• Exercise requirements: Please output the records below in full, exactly as given, but without the images.

——

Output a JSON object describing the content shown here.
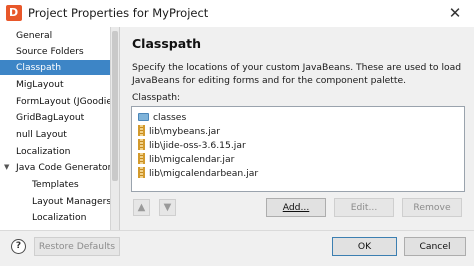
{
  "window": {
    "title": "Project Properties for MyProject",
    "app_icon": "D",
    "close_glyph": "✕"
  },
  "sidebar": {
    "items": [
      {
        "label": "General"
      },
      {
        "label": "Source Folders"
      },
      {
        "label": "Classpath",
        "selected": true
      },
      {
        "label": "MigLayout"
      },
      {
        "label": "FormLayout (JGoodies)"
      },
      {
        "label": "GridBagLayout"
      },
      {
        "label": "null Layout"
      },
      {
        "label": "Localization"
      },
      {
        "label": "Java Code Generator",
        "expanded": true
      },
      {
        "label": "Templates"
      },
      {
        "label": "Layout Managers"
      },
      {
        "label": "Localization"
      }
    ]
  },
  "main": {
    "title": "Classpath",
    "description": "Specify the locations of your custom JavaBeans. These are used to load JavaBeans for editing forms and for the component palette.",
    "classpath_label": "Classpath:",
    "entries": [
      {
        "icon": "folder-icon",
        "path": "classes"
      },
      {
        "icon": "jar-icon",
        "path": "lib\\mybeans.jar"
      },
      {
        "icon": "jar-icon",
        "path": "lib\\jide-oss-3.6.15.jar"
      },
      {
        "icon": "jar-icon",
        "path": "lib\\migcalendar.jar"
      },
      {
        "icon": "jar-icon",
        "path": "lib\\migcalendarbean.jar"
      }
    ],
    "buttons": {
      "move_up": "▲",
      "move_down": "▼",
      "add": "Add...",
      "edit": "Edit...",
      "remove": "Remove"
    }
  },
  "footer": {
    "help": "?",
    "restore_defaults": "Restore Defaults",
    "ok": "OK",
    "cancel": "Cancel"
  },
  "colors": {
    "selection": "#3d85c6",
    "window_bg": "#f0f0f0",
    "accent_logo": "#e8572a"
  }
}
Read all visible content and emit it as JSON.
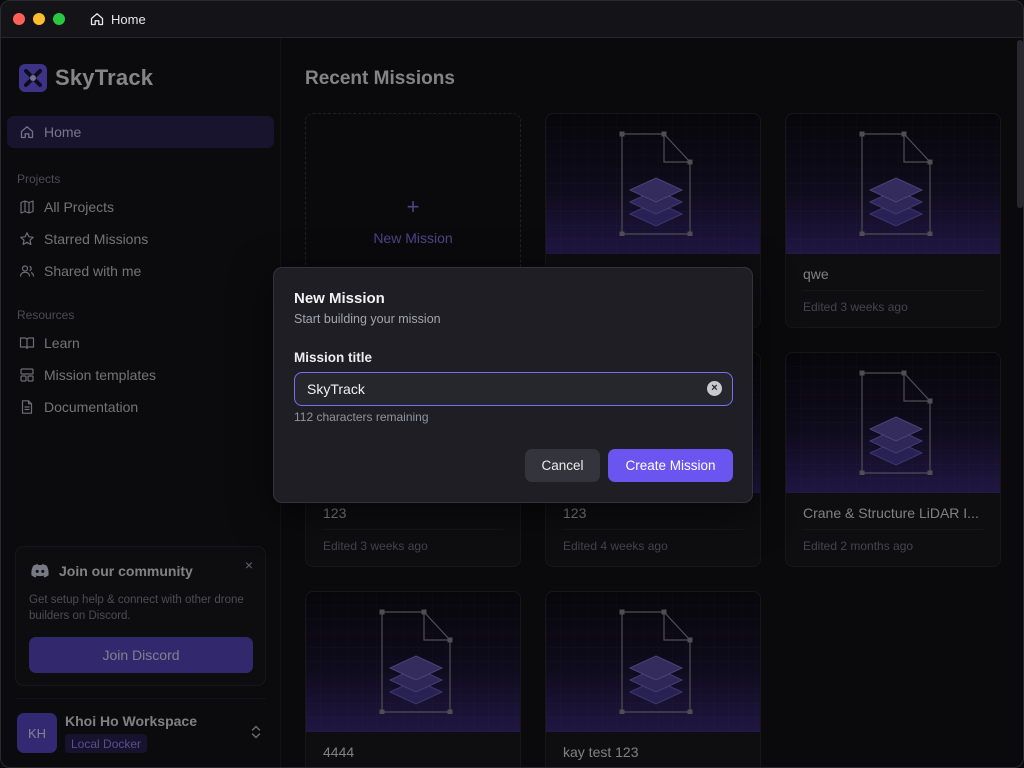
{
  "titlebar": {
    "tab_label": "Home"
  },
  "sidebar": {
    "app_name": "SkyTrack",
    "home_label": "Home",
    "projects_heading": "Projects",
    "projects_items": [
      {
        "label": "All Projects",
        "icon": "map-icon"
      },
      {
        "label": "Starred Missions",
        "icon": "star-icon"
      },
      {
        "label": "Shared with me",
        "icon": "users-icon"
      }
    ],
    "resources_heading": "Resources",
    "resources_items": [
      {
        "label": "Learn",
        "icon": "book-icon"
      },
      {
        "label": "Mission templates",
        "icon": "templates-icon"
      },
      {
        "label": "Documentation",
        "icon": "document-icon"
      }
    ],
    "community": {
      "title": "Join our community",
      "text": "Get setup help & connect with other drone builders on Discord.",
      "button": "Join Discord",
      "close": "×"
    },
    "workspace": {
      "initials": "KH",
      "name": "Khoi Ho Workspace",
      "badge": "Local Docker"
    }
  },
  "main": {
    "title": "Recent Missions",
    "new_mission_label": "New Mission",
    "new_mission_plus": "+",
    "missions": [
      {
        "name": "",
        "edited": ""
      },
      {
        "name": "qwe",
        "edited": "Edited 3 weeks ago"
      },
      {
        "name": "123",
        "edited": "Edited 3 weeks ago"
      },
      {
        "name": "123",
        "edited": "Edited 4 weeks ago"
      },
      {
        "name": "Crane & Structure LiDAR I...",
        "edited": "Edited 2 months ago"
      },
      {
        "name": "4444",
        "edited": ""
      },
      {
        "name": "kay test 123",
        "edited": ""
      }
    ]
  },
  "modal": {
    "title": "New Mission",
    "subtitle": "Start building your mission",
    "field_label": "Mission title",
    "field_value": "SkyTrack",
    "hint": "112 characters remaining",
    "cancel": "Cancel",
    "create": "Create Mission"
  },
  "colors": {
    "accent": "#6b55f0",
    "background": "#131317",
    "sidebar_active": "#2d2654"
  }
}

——

• Task response:
Output a JSON object describing the content shown here.
{
  "window": {
    "title": "Project Properties for MyProject",
    "app_icon": "D",
    "close_glyph": "✕"
  },
  "sidebar": {
    "items": [
      {
        "label": "General"
      },
      {
        "label": "Source Folders"
      },
      {
        "label": "Classpath",
        "selected": true
      },
      {
        "label": "MigLayout"
      },
      {
        "label": "FormLayout (JGoodies)"
      },
      {
        "label": "GridBagLayout"
      },
      {
        "label": "null Layout"
      },
      {
        "label": "Localization"
      },
      {
        "label": "Java Code Generator",
        "expanded": true
      },
      {
        "label": "Templates"
      },
      {
        "label": "Layout Managers"
      },
      {
        "label": "Localization"
      }
    ]
  },
  "main": {
    "title": "Classpath",
    "description": "Specify the locations of your custom JavaBeans. These are used to load JavaBeans for editing forms and for the component palette.",
    "classpath_label": "Classpath:",
    "entries": [
      {
        "icon": "folder-icon",
        "path": "classes"
      },
      {
        "icon": "jar-icon",
        "path": "lib\\mybeans.jar"
      },
      {
        "icon": "jar-icon",
        "path": "lib\\jide-oss-3.6.15.jar"
      },
      {
        "icon": "jar-icon",
        "path": "lib\\migcalendar.jar"
      },
      {
        "icon": "jar-icon",
        "path": "lib\\migcalendarbean.jar"
      }
    ],
    "buttons": {
      "move_up": "▲",
      "move_down": "▼",
      "add": "Add...",
      "edit": "Edit...",
      "remove": "Remove"
    }
  },
  "footer": {
    "help": "?",
    "restore_defaults": "Restore Defaults",
    "ok": "OK",
    "cancel": "Cancel"
  },
  "colors": {
    "selection": "#3d85c6",
    "window_bg": "#f0f0f0",
    "accent_logo": "#e8572a"
  }
}
Read all visible content and emit it as JSON.
{
  "titlebar": {
    "tab_label": "Home"
  },
  "sidebar": {
    "app_name": "SkyTrack",
    "home_label": "Home",
    "projects_heading": "Projects",
    "projects_items": [
      {
        "label": "All Projects",
        "icon": "map-icon"
      },
      {
        "label": "Starred Missions",
        "icon": "star-icon"
      },
      {
        "label": "Shared with me",
        "icon": "users-icon"
      }
    ],
    "resources_heading": "Resources",
    "resources_items": [
      {
        "label": "Learn",
        "icon": "book-icon"
      },
      {
        "label": "Mission templates",
        "icon": "templates-icon"
      },
      {
        "label": "Documentation",
        "icon": "document-icon"
      }
    ],
    "community": {
      "title": "Join our community",
      "text": "Get setup help & connect with other drone builders on Discord.",
      "button": "Join Discord",
      "close": "×"
    },
    "workspace": {
      "initials": "KH",
      "name": "Khoi Ho Workspace",
      "badge": "Local Docker"
    }
  },
  "main": {
    "title": "Recent Missions",
    "new_mission_label": "New Mission",
    "new_mission_plus": "+",
    "missions": [
      {
        "name": "",
        "edited": ""
      },
      {
        "name": "qwe",
        "edited": "Edited 3 weeks ago"
      },
      {
        "name": "123",
        "edited": "Edited 3 weeks ago"
      },
      {
        "name": "123",
        "edited": "Edited 4 weeks ago"
      },
      {
        "name": "Crane & Structure LiDAR I...",
        "edited": "Edited 2 months ago"
      },
      {
        "name": "4444",
        "edited": ""
      },
      {
        "name": "kay test 123",
        "edited": ""
      }
    ]
  },
  "modal": {
    "title": "New Mission",
    "subtitle": "Start building your mission",
    "field_label": "Mission title",
    "field_value": "SkyTrack",
    "hint": "112 characters remaining",
    "cancel": "Cancel",
    "create": "Create Mission"
  },
  "colors": {
    "accent": "#6b55f0",
    "background": "#131317",
    "sidebar_active": "#2d2654"
  }
}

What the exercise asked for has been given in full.